Using the material that follows, say how many lines contain the string "Juma". Answer with a number only.

>>>>>

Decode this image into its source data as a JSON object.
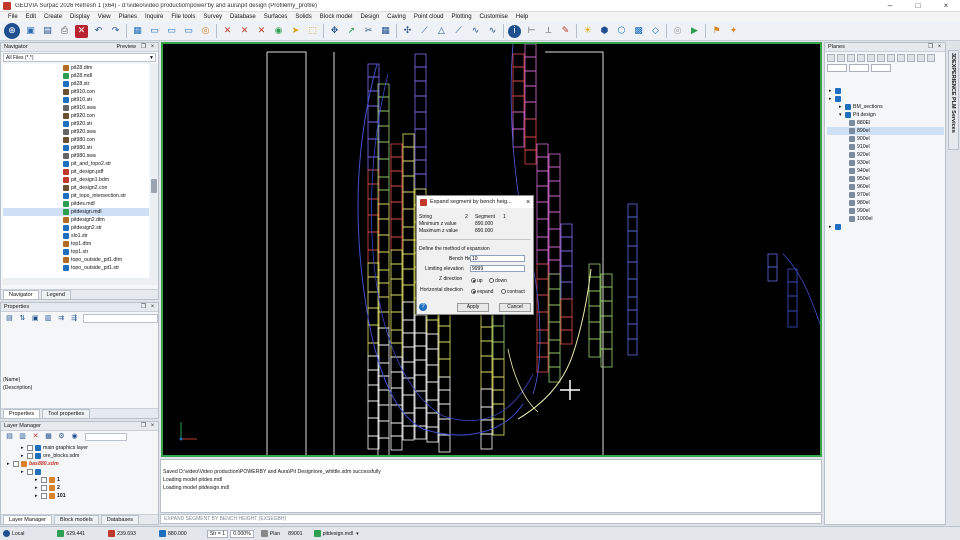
{
  "window": {
    "title": "GEOVIA Surpac 2026 Refresh 1 (x64) - d:\\video\\video production\\power'by and aura\\pit design (Profilemy_profile)"
  },
  "menu": [
    "File",
    "Edit",
    "Create",
    "Display",
    "View",
    "Planes",
    "Inquire",
    "File tools",
    "Survey",
    "Database",
    "Surfaces",
    "Solids",
    "Block model",
    "Design",
    "Caving",
    "Point cloud",
    "Plotting",
    "Customise",
    "Help"
  ],
  "navigator": {
    "title": "Navigator",
    "preview_label": "Preview",
    "filter": "All Files (*.*)",
    "files": [
      {
        "name": "pit28.dtm",
        "icon": "dtm"
      },
      {
        "name": "pit28.mdl",
        "icon": "mdl"
      },
      {
        "name": "pit28.str",
        "icon": "str"
      },
      {
        "name": "pit910.con",
        "icon": "con"
      },
      {
        "name": "pit910.str",
        "icon": "str"
      },
      {
        "name": "pit910.swa",
        "icon": "swa"
      },
      {
        "name": "pit920.con",
        "icon": "con"
      },
      {
        "name": "pit920.str",
        "icon": "str"
      },
      {
        "name": "pit920.swa",
        "icon": "swa"
      },
      {
        "name": "pit980.con",
        "icon": "con"
      },
      {
        "name": "pit980.str",
        "icon": "str"
      },
      {
        "name": "pit980.swa",
        "icon": "swa"
      },
      {
        "name": "pit_and_topo2.str",
        "icon": "str"
      },
      {
        "name": "pit_design.pdf",
        "icon": "pdf"
      },
      {
        "name": "pit_design1.bdm",
        "icon": "bdm"
      },
      {
        "name": "pit_design2.con",
        "icon": "con"
      },
      {
        "name": "pit_topo_intersection.str",
        "icon": "str"
      },
      {
        "name": "pitdes.mdl",
        "icon": "mdl"
      },
      {
        "name": "pitdesign.mdl",
        "icon": "mdl",
        "selected": true
      },
      {
        "name": "pitdesign2.dtm",
        "icon": "dtm"
      },
      {
        "name": "pitdesign2.str",
        "icon": "str"
      },
      {
        "name": "slo1.str",
        "icon": "str"
      },
      {
        "name": "top1.dtm",
        "icon": "dtm"
      },
      {
        "name": "top1.str",
        "icon": "str"
      },
      {
        "name": "topo_outside_pit1.dtm",
        "icon": "dtm"
      },
      {
        "name": "topo_outside_pit1.str",
        "icon": "str"
      }
    ],
    "tabs": [
      "Navigator",
      "Legend"
    ]
  },
  "properties": {
    "title": "Properties",
    "name_label": "(Name)",
    "description_label": "(Description)",
    "tabs": [
      "Properties",
      "Tool properties"
    ]
  },
  "layers": {
    "title": "Layer Manager",
    "items": [
      {
        "label": "main graphics layer",
        "depth": 1,
        "bold": false
      },
      {
        "label": "ore_blocks.sdm",
        "depth": 1,
        "bold": false
      },
      {
        "label": "bas880.sdm",
        "depth": 0,
        "bold": true
      },
      {
        "label": "",
        "depth": 1,
        "bold": false
      },
      {
        "label": "1",
        "depth": 2,
        "bold": true
      },
      {
        "label": "2",
        "depth": 2,
        "bold": true
      },
      {
        "label": "101",
        "depth": 2,
        "bold": true
      }
    ],
    "tabs": [
      "Layer Manager",
      "Block models",
      "Databases"
    ]
  },
  "planes": {
    "title": "Planes",
    "tree": [
      {
        "label": "",
        "depth": 0
      },
      {
        "label": "",
        "depth": 0
      },
      {
        "label": "BM_sections",
        "depth": 1
      },
      {
        "label": "Pit design",
        "depth": 1
      },
      {
        "label": "880El",
        "depth": 2
      },
      {
        "label": "890el",
        "depth": 2,
        "selected": true
      },
      {
        "label": "900el",
        "depth": 2
      },
      {
        "label": "910el",
        "depth": 2
      },
      {
        "label": "920el",
        "depth": 2
      },
      {
        "label": "930el",
        "depth": 2
      },
      {
        "label": "940el",
        "depth": 2
      },
      {
        "label": "950el",
        "depth": 2
      },
      {
        "label": "960el",
        "depth": 2
      },
      {
        "label": "970el",
        "depth": 2
      },
      {
        "label": "980el",
        "depth": 2
      },
      {
        "label": "990el",
        "depth": 2
      },
      {
        "label": "1000el",
        "depth": 2
      },
      {
        "label": "",
        "depth": 0
      }
    ],
    "side_tab": "3DEXPERIENCE PLM Services"
  },
  "dialog": {
    "title": "Expand segment by bench heig...",
    "string_label": "String",
    "string_value": "2",
    "segment_label": "Segment",
    "segment_value": "1",
    "min_z_label": "Minimum z value",
    "min_z_value": "890.000",
    "max_z_label": "Maximum z value",
    "max_z_value": "890.000",
    "method_label": "Define the method of expansion",
    "bench_height_label": "Bench Height",
    "bench_height_value": "10",
    "limiting_label": "Limiting elevation",
    "limiting_value": "9999",
    "z_dir_label": "Z direction",
    "z_up": "up",
    "z_down": "down",
    "h_dir_label": "Horizontal direction",
    "h_expand": "expand",
    "h_contract": "contract",
    "apply": "Apply",
    "cancel": "Cancel"
  },
  "messages": [
    "Saved D:\\video\\Video production\\POWERBY and Aura\\Pit Design\\ore_whittle.sdm successfully",
    "Loading model pitdes.mdl",
    "Loading model pitdesign.mdl"
  ],
  "command": "EXPAND SEGMENT BY BENCH HEIGHT (EXSEGBH)",
  "status": {
    "mode": "Local",
    "y": "629.441",
    "x": "239.693",
    "z": "880.000",
    "str": "Str = 1",
    "zoom": "0.000%",
    "plane": "Plan",
    "code": "89001",
    "model": "pitdesign.mdl"
  },
  "colors": {
    "viewport_border": "#37a64b",
    "accent": "#1f6fbf"
  }
}
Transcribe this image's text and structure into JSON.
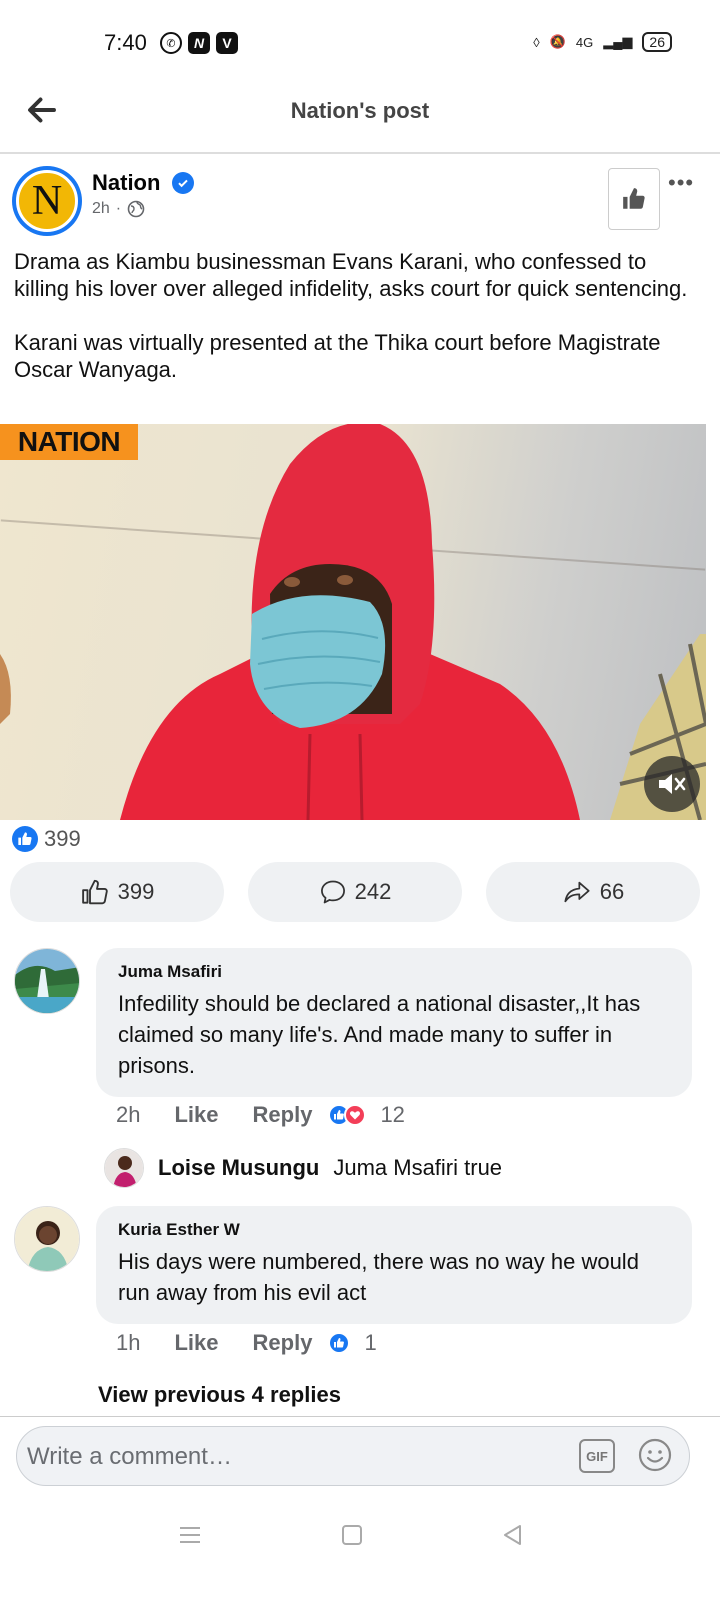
{
  "status_bar": {
    "time": "7:40",
    "battery": "26",
    "network": "4G"
  },
  "header": {
    "title": "Nation's post"
  },
  "post": {
    "page_name": "Nation",
    "avatar_letter": "N",
    "time": "2h",
    "text": "Drama as Kiambu businessman Evans Karani, who confessed to killing his lover over alleged infidelity, asks court for quick sentencing.\n\nKarani was virtually presented at the Thika court before Magistrate Oscar Wanyaga.",
    "video_badge": "NATION",
    "reaction_count": "399",
    "actions": {
      "like_count": "399",
      "comment_count": "242",
      "share_count": "66"
    }
  },
  "comments": [
    {
      "author": "Juma Msafiri",
      "text": "Infedility should be declared a national disaster,,It has claimed so many life's. And made many to suffer in prisons.",
      "time": "2h",
      "like_label": "Like",
      "reply_label": "Reply",
      "reaction_count": "12"
    },
    {
      "author": "Kuria Esther W",
      "text": "His days were numbered, there was no way he would run away from his evil act",
      "time": "1h",
      "like_label": "Like",
      "reply_label": "Reply",
      "reaction_count": "1"
    }
  ],
  "reply_preview": {
    "author": "Loise Musungu",
    "text": "Juma Msafiri true"
  },
  "view_previous": "View previous 4 replies",
  "composer": {
    "placeholder": "Write a comment…",
    "gif_label": "GIF"
  },
  "colors": {
    "accent": "#1877f2",
    "love": "#f33e58",
    "bubble": "#eff1f3",
    "nation_orange": "#f6921e",
    "nation_yellow": "#f2b705"
  }
}
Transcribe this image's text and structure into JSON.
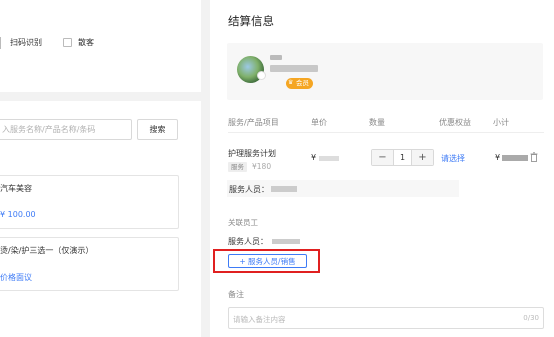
{
  "left": {
    "scan_label": "扫码识别",
    "walkin_label": "散客",
    "search": {
      "placeholder": "入服务名称/产品名称/条码",
      "button": "搜索"
    },
    "cards": [
      {
        "title": "汽车美容",
        "price": "¥ 100.00"
      },
      {
        "title": "烫/染/护三选一（仅演示）",
        "price": "价格面议"
      }
    ]
  },
  "right": {
    "title": "结算信息",
    "member": {
      "tag": "会员",
      "tag_icon": "crown-icon"
    },
    "table": {
      "headers": [
        "服务/产品项目",
        "单价",
        "数量",
        "优惠权益",
        "小计"
      ],
      "rows": [
        {
          "name": "护理服务计划",
          "tag": "服务",
          "orig_price": "¥180",
          "unit_price": "¥",
          "qty": "1",
          "discount": "请选择",
          "subtotal": "¥",
          "staff_label": "服务人员："
        }
      ]
    },
    "related": {
      "title": "关联员工",
      "staff_label": "服务人员：",
      "add_button": "+ 服务人员/销售"
    },
    "remark": {
      "label": "备注",
      "placeholder": "请输入备注内容",
      "count": "0/30"
    }
  },
  "colors": {
    "accent": "#3e7bf6",
    "highlight": "#e02020",
    "badge": "#f5a623"
  }
}
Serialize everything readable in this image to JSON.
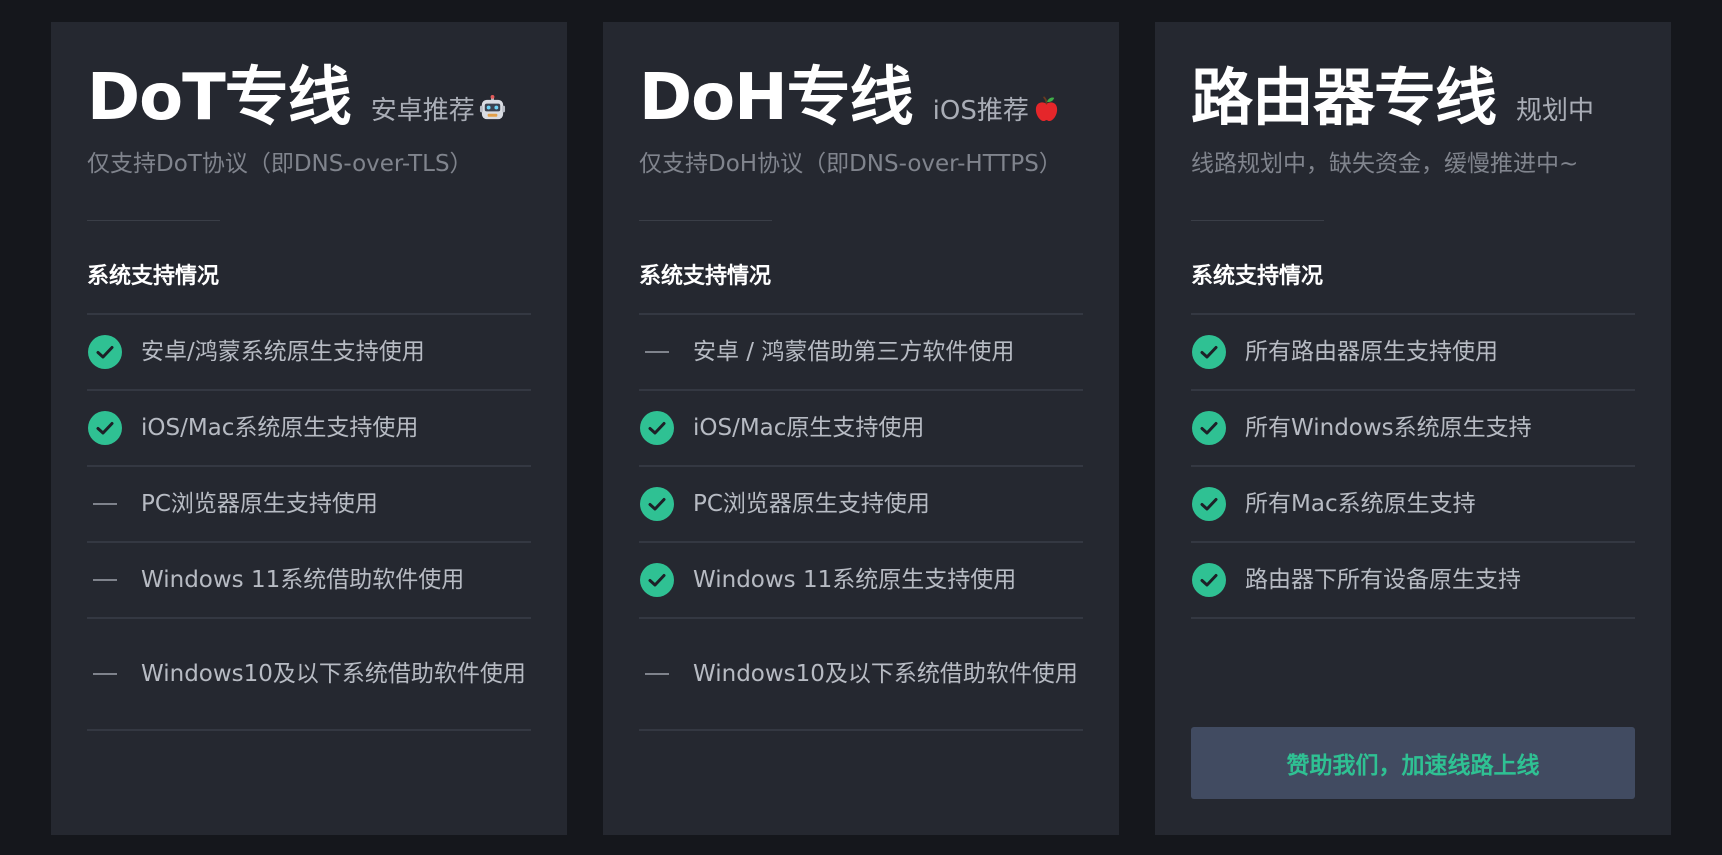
{
  "colors": {
    "page_background": "#15171c",
    "card_background": "#252830",
    "check_green": "#2fc193",
    "button_background": "#414b61",
    "button_text": "#2fc193"
  },
  "cards": [
    {
      "title": "DoT专线",
      "tag": "安卓推荐",
      "tag_icon": "robot-icon",
      "subtitle": "仅支持DoT协议（即DNS-over-TLS）",
      "section_title": "系统支持情况",
      "features": [
        {
          "status": "check",
          "text": "安卓/鸿蒙系统原生支持使用"
        },
        {
          "status": "check",
          "text": "iOS/Mac系统原生支持使用"
        },
        {
          "status": "dash",
          "text": "PC浏览器原生支持使用"
        },
        {
          "status": "dash",
          "text": "Windows 11系统借助软件使用"
        },
        {
          "status": "dash",
          "text": "Windows10及以下系统借助软件使用"
        }
      ]
    },
    {
      "title": "DoH专线",
      "tag": "iOS推荐",
      "tag_icon": "apple-icon",
      "subtitle": "仅支持DoH协议（即DNS-over-HTTPS）",
      "section_title": "系统支持情况",
      "features": [
        {
          "status": "dash",
          "text": "安卓 / 鸿蒙借助第三方软件使用"
        },
        {
          "status": "check",
          "text": "iOS/Mac原生支持使用"
        },
        {
          "status": "check",
          "text": "PC浏览器原生支持使用"
        },
        {
          "status": "check",
          "text": "Windows 11系统原生支持使用"
        },
        {
          "status": "dash",
          "text": "Windows10及以下系统借助软件使用"
        }
      ]
    },
    {
      "title": "路由器专线",
      "tag": "规划中",
      "subtitle": "线路规划中，缺失资金，缓慢推进中~",
      "section_title": "系统支持情况",
      "features": [
        {
          "status": "check",
          "text": "所有路由器原生支持使用"
        },
        {
          "status": "check",
          "text": "所有Windows系统原生支持"
        },
        {
          "status": "check",
          "text": "所有Mac系统原生支持"
        },
        {
          "status": "check",
          "text": "路由器下所有设备原生支持"
        }
      ],
      "button_label": "赞助我们，加速线路上线"
    }
  ]
}
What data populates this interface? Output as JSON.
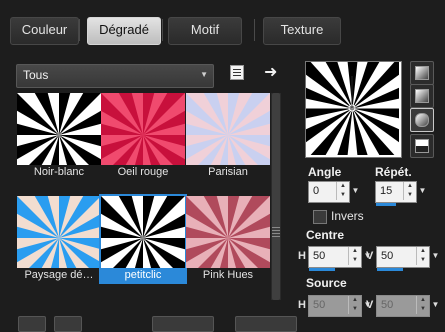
{
  "tabs": [
    {
      "label": "Couleur",
      "selected": false
    },
    {
      "label": "Dégradé",
      "selected": true
    },
    {
      "label": "Motif",
      "selected": false
    },
    {
      "label": "Texture",
      "selected": false
    }
  ],
  "category": {
    "selected": "Tous"
  },
  "gradients": [
    {
      "label": "Noir-blanc",
      "colors": [
        "#000000",
        "#ffffff"
      ]
    },
    {
      "label": "Oeil rouge",
      "colors": [
        "#c8103c",
        "#f04a6e"
      ]
    },
    {
      "label": "Parisian",
      "colors": [
        "#c9d0f0",
        "#f0d0d8"
      ]
    },
    {
      "label": "Paysage dé…",
      "colors": [
        "#2a9df0",
        "#f2ddd0"
      ]
    },
    {
      "label": "petitclic",
      "colors": [
        "#000000",
        "#ffffff"
      ],
      "selected": true
    },
    {
      "label": "Pink Hues",
      "colors": [
        "#b04a5c",
        "#e8b0b8"
      ]
    }
  ],
  "angle": {
    "label": "Angle",
    "value": "0"
  },
  "repeat": {
    "label": "Répét.",
    "value": "15"
  },
  "invert": {
    "label": "Invers",
    "checked": false
  },
  "center": {
    "label": "Centre",
    "h_label": "H",
    "h": "50",
    "v_label": "V",
    "v": "50"
  },
  "source": {
    "label": "Source",
    "h_label": "H",
    "h": "50",
    "v_label": "V",
    "v": "50"
  },
  "accent_color": "#2b89d9"
}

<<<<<

Response to the task: 2